Last year in early June I had many reasons to smile.  Garden was growing, everything was transplanted, I could smell the tomatoes I would enjoy weeks down the road.  I was seriously impressed with my beautiful winter squash

I took a highly unnecessarily number of pictures of my Galeux d'Eysines plants.  They were gorgeous.  Then one day in early June, I noticed some wilt on a couple of leaves.  I ignored it, figuring the rate of growth was requiring more water.  Watered my plant, yet the wilt still spread to other leaves.  Hmmm, maybe it's stressed with these hotter days? Within a week, all three plants were clearly dying.  About that time I noticed the stems at the base of the plant looked knobby and were splitting.  Took a closer look and was greeted with a nasty grub looking bastard wriggling in the stem of the plant.  Ran to The Google.  Found the problem, a squash vine borer.  I knew it was too late but ever hopefully cleared out the vine borers and planted the stem in healthy soil.  That stem initially flourished in the new soil, with the buds that were still on the stem opening and blooming.  A week after that, hopes dashed, I removed the dead vine from its new home.  

I considered planting butternut squash instead, as it is rumored to not be such a tasty home for the squash borer.  But I'm stubborn, so trying again this year with the GdE winter squash.  Winter squash plants are transplanted in my garden and looking fantastic.  But I know what's coming.  As I am also planting yellow summer squash and Cocozella di Napoli zucchini this year, a plan of attack is in order. I haven't yet decided if I am going to wrap the stems in foil or nylon.  What I did do this morning is create a tasty mix of black pepper and diatomaceous earth and sprinkled it on the base of the plants.  I am hoping this early application will kill the moth that lays the eggs or at the very least, repel it.  I also will stop the application once the plants begin to bloom, as to not discourage the plentiful bees that love the squash flowers.
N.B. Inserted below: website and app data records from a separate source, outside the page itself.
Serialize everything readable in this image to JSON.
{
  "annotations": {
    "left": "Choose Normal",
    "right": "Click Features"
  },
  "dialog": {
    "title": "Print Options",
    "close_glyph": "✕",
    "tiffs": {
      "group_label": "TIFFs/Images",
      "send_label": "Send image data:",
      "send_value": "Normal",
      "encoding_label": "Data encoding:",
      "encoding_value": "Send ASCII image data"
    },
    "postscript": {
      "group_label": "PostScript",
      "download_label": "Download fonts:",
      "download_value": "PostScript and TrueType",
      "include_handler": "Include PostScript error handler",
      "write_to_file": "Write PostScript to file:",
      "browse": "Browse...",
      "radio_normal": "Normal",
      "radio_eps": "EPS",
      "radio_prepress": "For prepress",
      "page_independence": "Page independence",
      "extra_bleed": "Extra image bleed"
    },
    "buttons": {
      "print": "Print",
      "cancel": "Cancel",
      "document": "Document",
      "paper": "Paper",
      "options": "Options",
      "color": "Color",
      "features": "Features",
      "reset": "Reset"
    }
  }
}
I also have a small support for the summer squash and zukes, so I can trail the flowers away from the base of the plant.

Link to zucchini:

Wish me luck.